Two point perspective drawings are a popular drawing method used in the environmental design field to depict the interior and/or exterior of a building. It produces illustrations that that are more relevant to human experience and it allows an object or environment to be drawn from unique viewpoints. There are three types of perspective drawings, one-point (uses one vanishing point on the horizon), two-point (uses two points on the horizon) and three-point (uses three vanishing points).
Did you know?
The VCE Visual Communication Design Study Design identifies two-point perspective as a drawing method which is commonly used in the environmental design field. Students in VCE need only practice one and two point perspective drawing methods. Three-point perspective is NOT required.
Step One: Draw a horizon line
For this exercise, all you will need is some paper, a grey-lead pencil and a ruler. Turn your paper to ‘landscape orientation’ and rule a straight horizontal line through the middle of your page. These will act as guidelines, for now, so make your lines light so we can easily erase them later. Indicate where your two vanishing points will be on the horizon line.
Step 2: Designate how big you want your house
The vertical line indicated above (1) is the first guideline you should draw – this will indicate the height of your house. In the example above, the front face will be considerably longer than the side; therefore, I have strategically placed ‘line 1’ further to the right to allow room for this. Additionally, we need to allow for a roof, so ‘line 1‘ shouldn’t extend too high otherwise it won’t fit comfortably on the page. Horizontal lines will extend all the way to the vanishing points as indicated by 2. This will present us with the front and right hand side view of the house. Make a decision about the appropriate length for your house and add vertical lines to complete the sides (as indicated by 3).
Step 3: Adding another section
Your house may comprise of additional rooms, windows and eaves that extrude from the building. As an added challenge, we are going to add a section to the front of the house that extends outward.
Extend the guideline (as indicated by 1) on the right side to create the eaves. The further the line extends, the longer your eaves are. Complete the eaves on the front face by drawing a path to the left vanishing point (as indicated by 2). This will also help us to structure the additional room that extrudes out of the house. Apply the same rules to the ground plane as you did with the eaves. Draw vertical lines (as indicated by 3) until you reach the ground plane.

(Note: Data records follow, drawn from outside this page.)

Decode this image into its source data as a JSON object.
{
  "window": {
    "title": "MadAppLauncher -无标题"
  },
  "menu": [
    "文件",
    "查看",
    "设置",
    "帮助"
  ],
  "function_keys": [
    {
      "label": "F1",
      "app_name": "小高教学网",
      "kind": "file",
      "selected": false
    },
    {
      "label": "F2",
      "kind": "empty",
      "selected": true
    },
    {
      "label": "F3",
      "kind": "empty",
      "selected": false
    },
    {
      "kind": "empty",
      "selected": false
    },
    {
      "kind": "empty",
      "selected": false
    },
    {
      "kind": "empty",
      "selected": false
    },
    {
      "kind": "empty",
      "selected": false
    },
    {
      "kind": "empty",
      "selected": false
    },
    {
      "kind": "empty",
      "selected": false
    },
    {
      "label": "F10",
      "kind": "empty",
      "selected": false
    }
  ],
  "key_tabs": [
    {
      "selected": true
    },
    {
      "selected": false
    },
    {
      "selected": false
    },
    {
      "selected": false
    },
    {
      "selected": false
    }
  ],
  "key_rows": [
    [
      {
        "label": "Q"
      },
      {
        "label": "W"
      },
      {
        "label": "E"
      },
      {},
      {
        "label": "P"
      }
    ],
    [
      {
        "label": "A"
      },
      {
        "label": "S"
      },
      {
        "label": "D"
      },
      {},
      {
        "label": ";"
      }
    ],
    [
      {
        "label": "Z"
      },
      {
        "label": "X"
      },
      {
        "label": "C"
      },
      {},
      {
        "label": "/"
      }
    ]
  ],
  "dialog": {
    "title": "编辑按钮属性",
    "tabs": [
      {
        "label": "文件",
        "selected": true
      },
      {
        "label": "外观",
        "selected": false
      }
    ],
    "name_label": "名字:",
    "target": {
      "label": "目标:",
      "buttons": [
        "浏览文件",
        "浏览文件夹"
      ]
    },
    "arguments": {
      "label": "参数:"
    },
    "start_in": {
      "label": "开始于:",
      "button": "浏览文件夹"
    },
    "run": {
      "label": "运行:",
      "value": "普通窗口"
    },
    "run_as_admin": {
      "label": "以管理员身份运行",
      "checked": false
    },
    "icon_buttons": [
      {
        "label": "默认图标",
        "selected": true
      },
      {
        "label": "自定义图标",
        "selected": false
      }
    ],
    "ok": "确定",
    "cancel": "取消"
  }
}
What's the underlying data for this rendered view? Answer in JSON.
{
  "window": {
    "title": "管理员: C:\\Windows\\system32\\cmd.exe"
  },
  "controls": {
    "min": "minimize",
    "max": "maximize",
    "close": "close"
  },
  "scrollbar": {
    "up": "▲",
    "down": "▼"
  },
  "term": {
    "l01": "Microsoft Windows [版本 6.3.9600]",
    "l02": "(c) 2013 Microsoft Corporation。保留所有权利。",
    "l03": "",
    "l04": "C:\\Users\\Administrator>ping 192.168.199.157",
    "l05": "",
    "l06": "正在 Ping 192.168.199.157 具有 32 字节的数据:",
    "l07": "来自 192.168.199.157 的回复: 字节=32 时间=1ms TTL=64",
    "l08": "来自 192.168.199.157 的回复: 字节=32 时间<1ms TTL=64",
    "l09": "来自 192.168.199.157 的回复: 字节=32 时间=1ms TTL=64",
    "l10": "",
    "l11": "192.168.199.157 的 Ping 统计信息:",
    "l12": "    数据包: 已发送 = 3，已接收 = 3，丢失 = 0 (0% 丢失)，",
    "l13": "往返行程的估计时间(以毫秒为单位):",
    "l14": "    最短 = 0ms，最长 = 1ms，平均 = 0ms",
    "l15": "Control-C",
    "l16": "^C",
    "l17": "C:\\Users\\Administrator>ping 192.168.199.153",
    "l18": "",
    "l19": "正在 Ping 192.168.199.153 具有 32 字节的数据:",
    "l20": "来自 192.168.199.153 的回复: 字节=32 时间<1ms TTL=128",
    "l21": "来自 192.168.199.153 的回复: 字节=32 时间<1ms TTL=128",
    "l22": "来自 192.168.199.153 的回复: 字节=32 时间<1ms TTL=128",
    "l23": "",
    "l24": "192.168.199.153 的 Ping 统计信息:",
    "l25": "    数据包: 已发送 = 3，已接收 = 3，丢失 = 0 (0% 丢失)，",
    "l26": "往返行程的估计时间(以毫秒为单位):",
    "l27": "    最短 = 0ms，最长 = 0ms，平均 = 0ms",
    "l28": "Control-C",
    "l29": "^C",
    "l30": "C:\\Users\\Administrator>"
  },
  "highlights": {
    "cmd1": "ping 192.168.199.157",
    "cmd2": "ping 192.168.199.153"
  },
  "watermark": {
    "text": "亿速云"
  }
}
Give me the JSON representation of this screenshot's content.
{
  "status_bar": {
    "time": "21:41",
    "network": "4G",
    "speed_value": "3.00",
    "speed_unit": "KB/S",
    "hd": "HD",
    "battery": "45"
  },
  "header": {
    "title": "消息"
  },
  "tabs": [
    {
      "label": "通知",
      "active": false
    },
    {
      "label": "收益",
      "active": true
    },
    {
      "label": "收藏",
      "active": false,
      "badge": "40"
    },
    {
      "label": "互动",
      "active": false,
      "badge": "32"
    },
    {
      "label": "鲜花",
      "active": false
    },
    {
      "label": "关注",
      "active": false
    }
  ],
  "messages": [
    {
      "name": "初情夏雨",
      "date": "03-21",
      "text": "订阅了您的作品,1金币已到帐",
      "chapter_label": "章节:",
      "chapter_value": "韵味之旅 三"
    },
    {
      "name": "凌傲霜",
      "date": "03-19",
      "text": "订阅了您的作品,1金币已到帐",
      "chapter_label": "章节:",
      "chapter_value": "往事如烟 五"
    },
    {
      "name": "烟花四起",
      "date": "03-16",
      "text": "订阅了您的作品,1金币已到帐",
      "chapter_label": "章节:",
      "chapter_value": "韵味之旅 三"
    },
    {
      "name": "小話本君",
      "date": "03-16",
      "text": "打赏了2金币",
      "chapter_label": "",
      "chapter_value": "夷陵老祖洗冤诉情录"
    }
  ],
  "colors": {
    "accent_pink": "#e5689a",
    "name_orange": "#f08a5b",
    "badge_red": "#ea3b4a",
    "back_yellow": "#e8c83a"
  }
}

Step 4: Creating the roof
Before we create our roof, I have added a slight thickness to the top of the house (as indicated by 1) which will act as our gutter. On the right side of the house, I have drawn a guideline (indicated with a green line) from corner to corner to show the middle of that plane. Then, I have drawn a vertical guideline which will help us to define the peek of our rooftop. Draw two lines to form the triangular shape, and one line that recedes to the vanishing point on the left.
Step 5: Identify the visible lines
Congratulations, you’ve created the basic structure of your house – now is the time to clean up your drawing and make the visible lines more aparent. There are various ways in which you can do this, and it will depend on the finished presentation you are after. You could use a fine-liner to show the visible lines (like the example below), or simply erase the guidelines you know you don’t need. Rendering the house using coloured pencil (like the example on the right) is also a great way to present your finished drawing.
One you have cleaned up your drawing, consider adding details to your house such as the front door, windows and surrounding trees.